## SUPPLIED MATERIAL:
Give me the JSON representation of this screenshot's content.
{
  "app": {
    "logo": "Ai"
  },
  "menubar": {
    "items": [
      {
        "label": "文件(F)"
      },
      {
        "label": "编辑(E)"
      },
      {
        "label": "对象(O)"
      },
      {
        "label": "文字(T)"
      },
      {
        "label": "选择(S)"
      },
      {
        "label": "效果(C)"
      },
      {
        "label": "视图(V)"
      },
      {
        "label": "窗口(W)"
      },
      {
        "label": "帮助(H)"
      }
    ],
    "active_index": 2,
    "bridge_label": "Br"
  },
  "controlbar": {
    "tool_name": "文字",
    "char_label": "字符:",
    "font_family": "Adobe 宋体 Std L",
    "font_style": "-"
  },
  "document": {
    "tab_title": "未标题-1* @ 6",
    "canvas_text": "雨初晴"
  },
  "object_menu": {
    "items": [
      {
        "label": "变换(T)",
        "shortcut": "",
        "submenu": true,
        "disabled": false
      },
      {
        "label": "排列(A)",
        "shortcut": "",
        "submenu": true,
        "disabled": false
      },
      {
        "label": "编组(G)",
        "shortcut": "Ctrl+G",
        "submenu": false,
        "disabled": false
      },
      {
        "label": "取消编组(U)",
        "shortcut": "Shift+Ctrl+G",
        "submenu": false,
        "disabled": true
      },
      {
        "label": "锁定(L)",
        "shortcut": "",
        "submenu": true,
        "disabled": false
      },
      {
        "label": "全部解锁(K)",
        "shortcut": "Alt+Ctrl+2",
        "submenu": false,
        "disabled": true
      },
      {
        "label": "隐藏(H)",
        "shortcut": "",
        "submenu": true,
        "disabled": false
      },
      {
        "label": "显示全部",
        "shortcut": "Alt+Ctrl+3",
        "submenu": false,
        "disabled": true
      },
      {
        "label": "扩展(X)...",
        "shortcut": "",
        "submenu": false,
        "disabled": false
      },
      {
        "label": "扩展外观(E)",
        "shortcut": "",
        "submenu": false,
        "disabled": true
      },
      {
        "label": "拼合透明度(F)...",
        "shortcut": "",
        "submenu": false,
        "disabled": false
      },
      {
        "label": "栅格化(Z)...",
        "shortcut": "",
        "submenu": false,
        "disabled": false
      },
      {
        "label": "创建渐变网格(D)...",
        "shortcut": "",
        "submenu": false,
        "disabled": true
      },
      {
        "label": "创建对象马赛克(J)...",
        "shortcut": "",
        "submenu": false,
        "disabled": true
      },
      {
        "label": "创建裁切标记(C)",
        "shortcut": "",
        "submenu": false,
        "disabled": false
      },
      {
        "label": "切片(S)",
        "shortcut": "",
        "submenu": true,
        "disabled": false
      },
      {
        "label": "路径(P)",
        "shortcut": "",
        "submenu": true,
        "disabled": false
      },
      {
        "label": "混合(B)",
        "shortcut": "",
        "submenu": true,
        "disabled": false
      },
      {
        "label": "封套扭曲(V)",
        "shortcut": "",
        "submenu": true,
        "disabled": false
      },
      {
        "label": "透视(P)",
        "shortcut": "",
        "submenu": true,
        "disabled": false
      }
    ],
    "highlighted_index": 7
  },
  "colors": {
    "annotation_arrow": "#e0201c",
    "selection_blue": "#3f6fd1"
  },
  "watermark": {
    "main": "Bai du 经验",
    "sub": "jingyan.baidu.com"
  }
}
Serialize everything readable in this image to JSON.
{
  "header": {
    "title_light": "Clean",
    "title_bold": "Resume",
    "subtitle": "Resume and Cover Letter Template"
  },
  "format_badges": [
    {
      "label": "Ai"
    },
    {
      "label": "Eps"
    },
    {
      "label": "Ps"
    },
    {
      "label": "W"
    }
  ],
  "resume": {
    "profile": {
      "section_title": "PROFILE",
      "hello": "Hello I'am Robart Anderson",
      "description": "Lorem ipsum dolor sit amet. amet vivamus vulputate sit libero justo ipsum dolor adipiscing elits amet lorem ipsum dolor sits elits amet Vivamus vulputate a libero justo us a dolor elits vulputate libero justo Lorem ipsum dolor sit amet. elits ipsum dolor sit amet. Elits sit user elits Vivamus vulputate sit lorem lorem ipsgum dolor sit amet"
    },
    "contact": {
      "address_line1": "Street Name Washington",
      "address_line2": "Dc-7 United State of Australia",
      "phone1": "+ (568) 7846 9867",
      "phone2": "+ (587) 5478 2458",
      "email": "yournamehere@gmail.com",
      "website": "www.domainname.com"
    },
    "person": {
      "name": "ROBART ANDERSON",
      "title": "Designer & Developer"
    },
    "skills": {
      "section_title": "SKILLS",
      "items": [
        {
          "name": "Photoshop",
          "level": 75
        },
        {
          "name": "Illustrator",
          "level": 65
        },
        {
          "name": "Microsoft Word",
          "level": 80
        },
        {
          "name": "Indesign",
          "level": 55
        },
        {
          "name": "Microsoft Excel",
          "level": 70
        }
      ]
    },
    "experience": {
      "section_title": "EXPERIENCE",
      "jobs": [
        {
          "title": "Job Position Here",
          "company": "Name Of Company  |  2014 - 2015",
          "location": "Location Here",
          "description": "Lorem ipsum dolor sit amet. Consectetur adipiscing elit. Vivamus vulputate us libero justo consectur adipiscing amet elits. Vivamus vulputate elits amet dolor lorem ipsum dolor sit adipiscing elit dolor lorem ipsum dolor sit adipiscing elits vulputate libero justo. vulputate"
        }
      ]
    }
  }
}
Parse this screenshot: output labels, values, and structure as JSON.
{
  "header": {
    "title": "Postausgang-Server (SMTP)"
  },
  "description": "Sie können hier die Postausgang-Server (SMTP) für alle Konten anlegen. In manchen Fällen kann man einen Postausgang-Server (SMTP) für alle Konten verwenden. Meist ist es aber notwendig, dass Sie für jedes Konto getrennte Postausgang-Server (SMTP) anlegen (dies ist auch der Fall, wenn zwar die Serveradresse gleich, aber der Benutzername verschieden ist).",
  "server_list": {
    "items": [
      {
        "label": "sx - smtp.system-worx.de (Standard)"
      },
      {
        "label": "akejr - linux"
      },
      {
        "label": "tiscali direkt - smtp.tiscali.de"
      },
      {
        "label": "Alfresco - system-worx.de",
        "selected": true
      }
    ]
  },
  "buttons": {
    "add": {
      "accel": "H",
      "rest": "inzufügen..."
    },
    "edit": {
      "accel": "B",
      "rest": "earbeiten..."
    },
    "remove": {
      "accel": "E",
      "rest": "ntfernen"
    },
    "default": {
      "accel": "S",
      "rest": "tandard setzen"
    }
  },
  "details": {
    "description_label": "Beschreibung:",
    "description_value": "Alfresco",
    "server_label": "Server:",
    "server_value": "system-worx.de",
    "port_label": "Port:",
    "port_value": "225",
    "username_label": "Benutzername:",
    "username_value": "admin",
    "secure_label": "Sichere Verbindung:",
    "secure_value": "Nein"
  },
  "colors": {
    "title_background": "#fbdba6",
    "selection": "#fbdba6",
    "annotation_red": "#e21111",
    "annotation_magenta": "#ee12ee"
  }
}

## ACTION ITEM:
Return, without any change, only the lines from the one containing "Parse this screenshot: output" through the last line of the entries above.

## COMPLETED TASK:
Parse this screenshot: output labels, values, and structure as JSON.
{
  "header": {
    "title": "Postausgang-Server (SMTP)"
  },
  "description": "Sie können hier die Postausgang-Server (SMTP) für alle Konten anlegen. In manchen Fällen kann man einen Postausgang-Server (SMTP) für alle Konten verwenden. Meist ist es aber notwendig, dass Sie für jedes Konto getrennte Postausgang-Server (SMTP) anlegen (dies ist auch der Fall, wenn zwar die Serveradresse gleich, aber der Benutzername verschieden ist).",
  "server_list": {
    "items": [
      {
        "label": "sx - smtp.system-worx.de (Standard)"
      },
      {
        "label": "akejr - linux"
      },
      {
        "label": "tiscali direkt - smtp.tiscali.de"
      },
      {
        "label": "Alfresco - system-worx.de",
        "selected": true
      }
    ]
  },
  "buttons": {
    "add": {
      "accel": "H",
      "rest": "inzufügen..."
    },
    "edit": {
      "accel": "B",
      "rest": "earbeiten..."
    },
    "remove": {
      "accel": "E",
      "rest": "ntfernen"
    },
    "default": {
      "accel": "S",
      "rest": "tandard setzen"
    }
  },
  "details": {
    "description_label": "Beschreibung:",
    "description_value": "Alfresco",
    "server_label": "Server:",
    "server_value": "system-worx.de",
    "port_label": "Port:",
    "port_value": "225",
    "username_label": "Benutzername:",
    "username_value": "admin",
    "secure_label": "Sichere Verbindung:",
    "secure_value": "Nein"
  },
  "colors": {
    "title_background": "#fbdba6",
    "selection": "#fbdba6",
    "annotation_red": "#e21111",
    "annotation_magenta": "#ee12ee"
  }
}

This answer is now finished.